Cotton is a part of our daily lives from the time we dry our faces on a soft cotton towel in the morning until we slide between fresh cotton sheets at night. It has hundreds of uses, from blue jeans to shoe strings. Clothing and household items are the largest uses, but industrial products account from many thousands of bales. Today, the world uses more cotton than any other fiber with cotton being the leading cash crop in the U.S. Annual business revenue stimulated by cotton in the U.S. economy exceeds $120 billion, making cotton the number one value-added crop in America.
The oldest cotton fibers and boll fragments, dated from around 5000 B.C., were discovered in Mexico. Cotton has been worn in India and Egypt for over 5,000 years. Native Americans grew cotton as early as 1500. American colonists were able to grow lots of cotton, but processing was difficult. It was not until the 1700s that the cotton industry flourished in the United States. It was then that Samuel Slater, an Englishman, built the first American cotton mill. These mills converted cotton fibers into yarn and cloth. In 1793, Eli Whitney developed the cotton gin, which mechanically separates the seed from the lint fiber. Whitney named his machine a “gin,” short for the word “engine” that could do the work 10 times faster than by hand. Technology has improved over the past centuries making cotton growth and production much more efficient.

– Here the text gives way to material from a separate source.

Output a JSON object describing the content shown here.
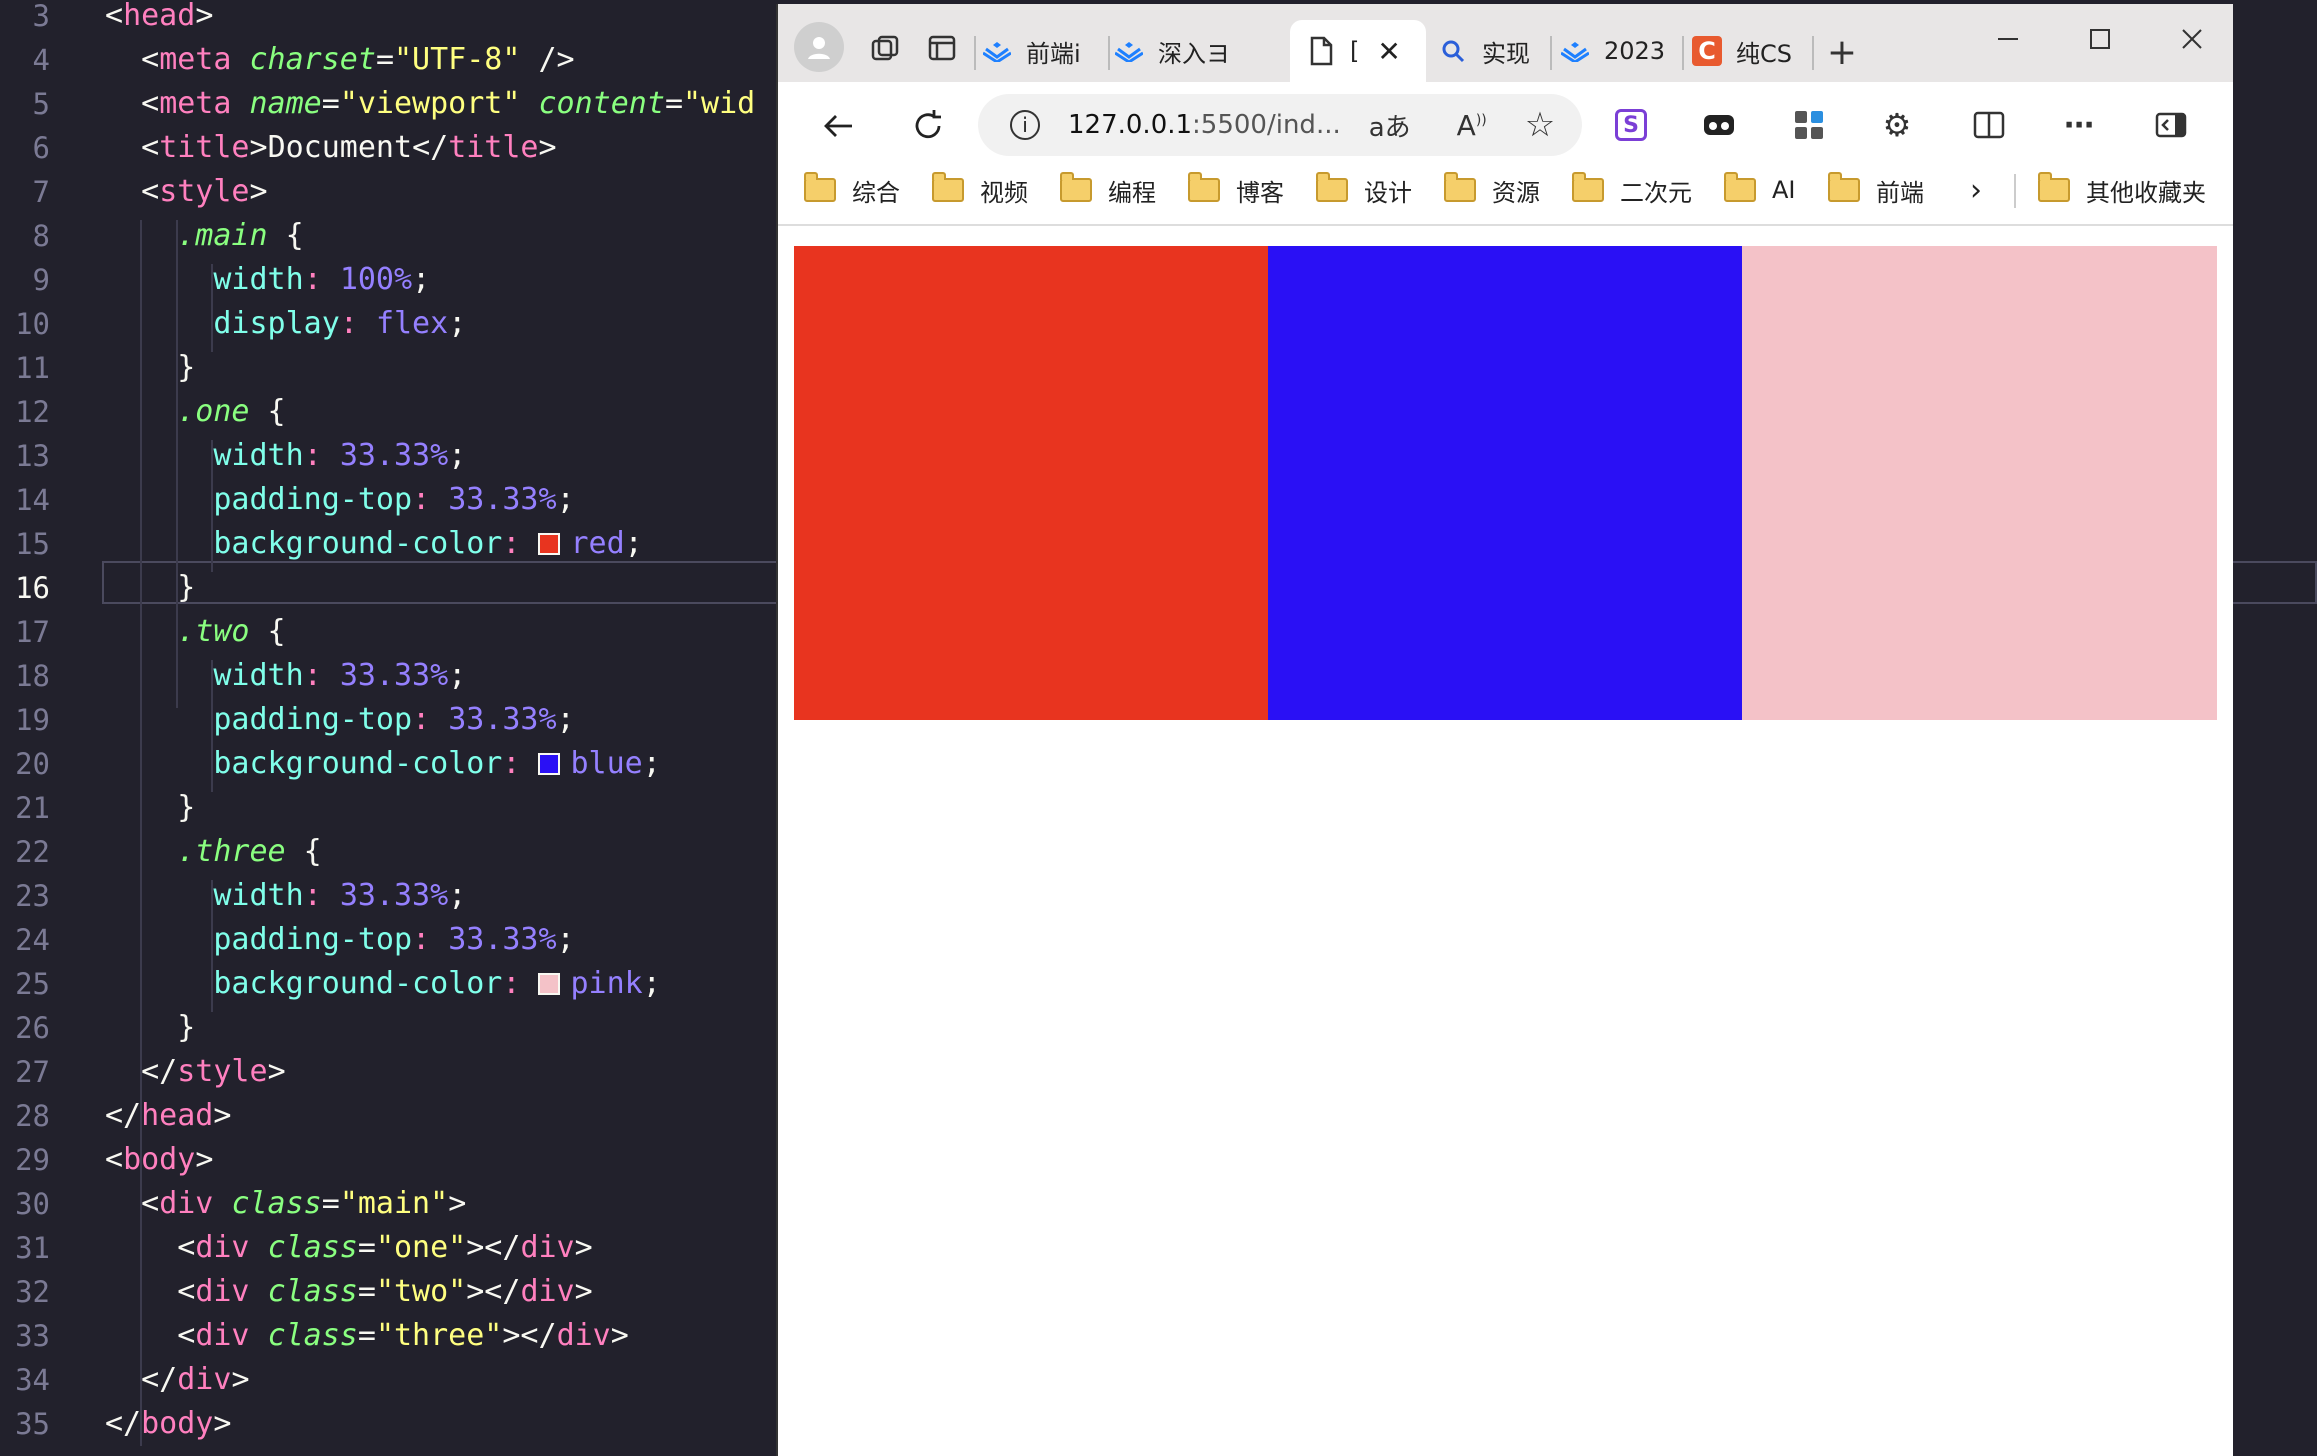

Cotton is grown in several countries including USA, China, India, Pakistan, Brazil, Uzbekistan, Turkey, Greece, Australia and several other countries. Cotton is a major cash crop nationally, ranking just behind corn, soybeans, wheat and hay. Cotton grows in USA in 17 states called the Cotton Belt comprising of Alabama, Arizona, Arkansas, California, Florida, Georgia, Kansas, Louisiana, Mississippi, Missouri, New Mexico, North Carolina, Oklahoma, South Carolina, Tennessee, Texas and Virginia.
Cotton grows best on fertile, well drained soils. There are many species of cotton, but the most popular ones grown in USA are Upland Cotton (Gossypium hirsutum) followed by Pima Cotton (Gossypium barbadense). In Southeast Asia, the Asiatic Cotton (Gossypium herbaceum and Gossypium arboreum) is grown in some regions. Today, the United States produces approximately 18 million bales of cotton annually from 11 million acres planted. The largest cotton producing states are Texas, Mississippi, and Georgia. Arizona and California are well-known for their Pima cotton, which is a finer, more expensive cotton fiber.
Cotton is planted in spring when temperatures are above 60 degrees Fahrenheit. Seeds germinate is 7-10 days. The bud, also known as a “square,” appears about five to seven weeks after planting which forms flowers. The white blossoms become pollinated, turn light pink and then wither producing green bolls. The green bolls mature into cotton bolls with the white fluffy fibers. Plants are irrigated, fertilized and weeded, as needed, during the growing cycle.
Cotton is defoliated a process in which the leaves are removed and then cotton harvested and compressed into truckload sized “modules” and sent to the cotton gins. The gin separates the cotton fibers from the seeds. Saw gin is mainly used to process Upland cotton and roller gin is used for Pima cotton. Gins separate the seed and the lint is packed into 500 pound bales are sent out to textile mills to make yarn. A standard bale of cotton is 55″ tall, 28″ wide and 21″ thick. The cotton is carded or combed, making all of the fibers run parallel, and then spun into thread. The cottonseed at the gin is used as animal feed, garden fertilizer, and oil extracted from cottonseed is used in firearm and pharmaceutical industries
Like lumber, cotton comes in many varieties and qualities, each suitable for different purposes. The long lint fibers are used for many things, most of which begin with a thread, yarn or cotton fabric. Clothing and bedding items are common products. The smaller cotton fibers, known as linters, are removed from the seed and are used as stuffing for furniture and components of linoleum, plastics and insulation. Cotton seed oil is used in foods and cosmetics. Cotton seed hulls are eaten by cattle.
249 Bed Sheets
690 Terry Bath Towels
765 Men’s Dress Shirts
1,217 Men’s T-Shirts
4,321 Mid-Calf Socks
21,960 Women’s Handkerchiefs